[Page and application data records]
::::
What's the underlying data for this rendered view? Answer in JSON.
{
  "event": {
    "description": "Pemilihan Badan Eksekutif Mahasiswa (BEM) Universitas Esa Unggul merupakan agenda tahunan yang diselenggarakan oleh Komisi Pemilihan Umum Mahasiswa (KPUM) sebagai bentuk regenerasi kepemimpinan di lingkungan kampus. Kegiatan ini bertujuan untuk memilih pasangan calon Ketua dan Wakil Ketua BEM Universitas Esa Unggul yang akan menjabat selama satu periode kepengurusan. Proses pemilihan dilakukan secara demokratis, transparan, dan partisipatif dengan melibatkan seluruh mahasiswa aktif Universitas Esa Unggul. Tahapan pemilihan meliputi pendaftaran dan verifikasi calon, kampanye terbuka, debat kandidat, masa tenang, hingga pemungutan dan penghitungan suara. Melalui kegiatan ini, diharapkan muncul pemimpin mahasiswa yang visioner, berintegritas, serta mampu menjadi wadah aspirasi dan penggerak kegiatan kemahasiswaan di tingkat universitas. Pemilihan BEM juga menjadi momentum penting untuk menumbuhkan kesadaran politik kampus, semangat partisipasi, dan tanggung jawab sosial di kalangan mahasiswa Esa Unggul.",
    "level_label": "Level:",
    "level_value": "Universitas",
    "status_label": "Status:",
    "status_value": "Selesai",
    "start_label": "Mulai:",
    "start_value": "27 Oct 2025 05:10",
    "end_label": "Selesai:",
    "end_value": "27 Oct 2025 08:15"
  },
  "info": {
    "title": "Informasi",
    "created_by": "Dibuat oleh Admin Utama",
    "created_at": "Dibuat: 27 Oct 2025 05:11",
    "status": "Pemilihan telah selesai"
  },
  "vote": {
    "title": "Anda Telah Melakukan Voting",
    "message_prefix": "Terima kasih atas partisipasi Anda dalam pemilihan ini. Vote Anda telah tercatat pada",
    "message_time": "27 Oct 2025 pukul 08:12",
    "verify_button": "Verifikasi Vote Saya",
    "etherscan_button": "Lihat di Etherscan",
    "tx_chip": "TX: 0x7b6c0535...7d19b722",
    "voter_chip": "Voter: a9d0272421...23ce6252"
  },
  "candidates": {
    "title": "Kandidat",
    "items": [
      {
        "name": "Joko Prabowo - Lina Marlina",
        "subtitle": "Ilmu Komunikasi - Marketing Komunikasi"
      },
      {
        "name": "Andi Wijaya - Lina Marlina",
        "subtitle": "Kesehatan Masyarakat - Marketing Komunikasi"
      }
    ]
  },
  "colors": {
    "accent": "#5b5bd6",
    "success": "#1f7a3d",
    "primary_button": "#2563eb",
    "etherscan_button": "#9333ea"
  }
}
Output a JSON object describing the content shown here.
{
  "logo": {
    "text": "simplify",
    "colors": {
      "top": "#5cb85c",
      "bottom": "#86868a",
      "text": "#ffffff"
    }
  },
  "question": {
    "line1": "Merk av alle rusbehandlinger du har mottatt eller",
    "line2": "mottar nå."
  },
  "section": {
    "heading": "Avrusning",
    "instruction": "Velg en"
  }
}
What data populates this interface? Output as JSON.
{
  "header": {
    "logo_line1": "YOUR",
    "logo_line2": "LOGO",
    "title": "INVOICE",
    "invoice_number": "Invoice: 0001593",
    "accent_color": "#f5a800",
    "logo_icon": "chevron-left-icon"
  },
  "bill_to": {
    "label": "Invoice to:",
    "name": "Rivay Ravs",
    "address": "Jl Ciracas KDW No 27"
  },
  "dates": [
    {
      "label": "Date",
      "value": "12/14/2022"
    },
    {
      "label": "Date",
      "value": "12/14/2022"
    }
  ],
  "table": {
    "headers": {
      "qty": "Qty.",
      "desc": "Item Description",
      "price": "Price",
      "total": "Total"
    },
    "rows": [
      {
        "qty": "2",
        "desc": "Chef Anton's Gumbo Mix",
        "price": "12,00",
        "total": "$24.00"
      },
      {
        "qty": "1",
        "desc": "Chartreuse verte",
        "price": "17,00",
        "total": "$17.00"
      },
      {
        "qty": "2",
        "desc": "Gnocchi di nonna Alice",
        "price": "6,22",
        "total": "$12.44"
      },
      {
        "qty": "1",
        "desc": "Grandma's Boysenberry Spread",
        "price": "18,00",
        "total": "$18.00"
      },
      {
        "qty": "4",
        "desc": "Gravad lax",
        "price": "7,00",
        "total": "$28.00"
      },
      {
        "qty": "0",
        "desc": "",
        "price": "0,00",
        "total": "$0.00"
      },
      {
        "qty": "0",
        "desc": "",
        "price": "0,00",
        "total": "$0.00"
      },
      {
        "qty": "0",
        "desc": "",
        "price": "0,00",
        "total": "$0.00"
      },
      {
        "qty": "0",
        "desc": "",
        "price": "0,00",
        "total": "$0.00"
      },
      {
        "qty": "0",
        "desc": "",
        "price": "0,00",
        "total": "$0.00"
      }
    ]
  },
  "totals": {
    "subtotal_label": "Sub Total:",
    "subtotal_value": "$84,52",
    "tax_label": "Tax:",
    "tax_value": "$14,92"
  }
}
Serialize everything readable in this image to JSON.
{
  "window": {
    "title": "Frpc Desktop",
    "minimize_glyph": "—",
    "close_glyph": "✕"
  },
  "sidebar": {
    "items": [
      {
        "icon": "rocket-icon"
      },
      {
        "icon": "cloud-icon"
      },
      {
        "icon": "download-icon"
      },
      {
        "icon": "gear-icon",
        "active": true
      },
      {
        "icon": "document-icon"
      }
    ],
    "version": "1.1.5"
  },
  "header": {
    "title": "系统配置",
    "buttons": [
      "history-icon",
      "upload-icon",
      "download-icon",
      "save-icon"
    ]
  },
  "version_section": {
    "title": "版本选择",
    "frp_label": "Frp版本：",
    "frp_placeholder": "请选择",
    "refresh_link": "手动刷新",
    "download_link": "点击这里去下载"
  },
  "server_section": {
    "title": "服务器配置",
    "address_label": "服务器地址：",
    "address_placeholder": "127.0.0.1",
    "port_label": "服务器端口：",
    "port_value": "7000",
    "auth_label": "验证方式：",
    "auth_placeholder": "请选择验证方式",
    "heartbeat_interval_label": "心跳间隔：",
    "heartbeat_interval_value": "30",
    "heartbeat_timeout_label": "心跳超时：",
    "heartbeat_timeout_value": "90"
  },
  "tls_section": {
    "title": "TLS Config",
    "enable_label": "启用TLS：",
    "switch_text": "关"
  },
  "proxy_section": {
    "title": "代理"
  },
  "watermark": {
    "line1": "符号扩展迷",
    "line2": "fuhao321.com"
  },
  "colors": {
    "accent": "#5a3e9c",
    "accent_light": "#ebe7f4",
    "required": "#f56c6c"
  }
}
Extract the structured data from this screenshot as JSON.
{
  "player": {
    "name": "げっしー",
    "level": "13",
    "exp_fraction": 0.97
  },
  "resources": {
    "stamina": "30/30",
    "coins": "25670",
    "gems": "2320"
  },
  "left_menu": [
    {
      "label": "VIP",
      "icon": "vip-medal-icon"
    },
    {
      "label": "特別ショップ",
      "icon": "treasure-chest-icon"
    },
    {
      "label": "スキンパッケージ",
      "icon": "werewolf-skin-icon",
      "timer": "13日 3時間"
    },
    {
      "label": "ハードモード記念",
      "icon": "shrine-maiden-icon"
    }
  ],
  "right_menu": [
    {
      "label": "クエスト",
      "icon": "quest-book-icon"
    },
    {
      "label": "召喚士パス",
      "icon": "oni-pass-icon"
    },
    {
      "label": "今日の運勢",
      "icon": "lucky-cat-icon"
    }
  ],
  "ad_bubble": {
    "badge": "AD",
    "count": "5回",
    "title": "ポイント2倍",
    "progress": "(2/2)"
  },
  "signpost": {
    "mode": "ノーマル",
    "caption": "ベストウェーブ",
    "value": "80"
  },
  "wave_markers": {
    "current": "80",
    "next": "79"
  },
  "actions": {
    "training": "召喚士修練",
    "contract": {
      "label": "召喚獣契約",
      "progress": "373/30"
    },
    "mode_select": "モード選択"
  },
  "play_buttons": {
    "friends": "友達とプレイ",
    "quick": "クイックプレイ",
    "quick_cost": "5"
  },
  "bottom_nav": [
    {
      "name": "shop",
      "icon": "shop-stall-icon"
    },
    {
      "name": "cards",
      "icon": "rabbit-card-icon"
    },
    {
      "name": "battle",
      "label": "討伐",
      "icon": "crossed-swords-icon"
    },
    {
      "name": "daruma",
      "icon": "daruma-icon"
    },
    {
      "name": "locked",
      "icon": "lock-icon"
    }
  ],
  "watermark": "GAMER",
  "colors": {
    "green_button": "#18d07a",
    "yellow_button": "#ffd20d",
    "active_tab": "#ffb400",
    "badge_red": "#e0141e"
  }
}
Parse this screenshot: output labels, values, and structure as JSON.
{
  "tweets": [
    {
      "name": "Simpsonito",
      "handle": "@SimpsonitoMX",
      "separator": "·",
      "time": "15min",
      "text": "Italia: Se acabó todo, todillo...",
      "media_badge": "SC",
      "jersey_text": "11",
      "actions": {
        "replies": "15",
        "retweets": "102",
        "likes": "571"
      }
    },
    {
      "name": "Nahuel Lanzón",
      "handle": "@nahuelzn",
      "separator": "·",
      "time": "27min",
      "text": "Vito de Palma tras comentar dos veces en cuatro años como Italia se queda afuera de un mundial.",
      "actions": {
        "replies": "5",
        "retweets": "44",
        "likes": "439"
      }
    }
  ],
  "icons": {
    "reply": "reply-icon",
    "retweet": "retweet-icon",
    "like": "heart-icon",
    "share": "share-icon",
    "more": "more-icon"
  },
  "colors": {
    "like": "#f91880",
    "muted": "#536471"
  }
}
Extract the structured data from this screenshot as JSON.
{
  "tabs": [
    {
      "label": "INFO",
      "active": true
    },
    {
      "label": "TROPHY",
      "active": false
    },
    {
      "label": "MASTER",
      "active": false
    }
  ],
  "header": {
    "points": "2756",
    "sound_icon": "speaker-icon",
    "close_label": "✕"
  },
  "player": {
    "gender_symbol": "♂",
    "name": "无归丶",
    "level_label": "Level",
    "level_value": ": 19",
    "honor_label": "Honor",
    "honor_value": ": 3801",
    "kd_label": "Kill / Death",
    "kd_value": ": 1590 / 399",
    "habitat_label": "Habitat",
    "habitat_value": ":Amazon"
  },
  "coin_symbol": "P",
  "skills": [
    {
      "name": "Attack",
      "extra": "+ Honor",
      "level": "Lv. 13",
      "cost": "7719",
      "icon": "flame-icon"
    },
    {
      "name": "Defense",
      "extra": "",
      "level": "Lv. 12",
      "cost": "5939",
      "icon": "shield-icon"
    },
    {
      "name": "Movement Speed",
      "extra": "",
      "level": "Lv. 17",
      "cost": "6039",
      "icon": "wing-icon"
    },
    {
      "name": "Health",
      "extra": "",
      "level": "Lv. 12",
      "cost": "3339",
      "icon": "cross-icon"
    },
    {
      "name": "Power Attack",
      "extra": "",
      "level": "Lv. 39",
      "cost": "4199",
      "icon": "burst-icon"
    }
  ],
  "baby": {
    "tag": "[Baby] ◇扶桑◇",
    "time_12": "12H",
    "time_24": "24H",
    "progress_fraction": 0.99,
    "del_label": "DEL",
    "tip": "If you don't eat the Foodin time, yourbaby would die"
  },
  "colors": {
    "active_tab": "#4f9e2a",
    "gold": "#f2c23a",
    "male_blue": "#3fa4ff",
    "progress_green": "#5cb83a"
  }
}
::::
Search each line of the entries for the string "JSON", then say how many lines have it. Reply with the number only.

__Written answer__. 7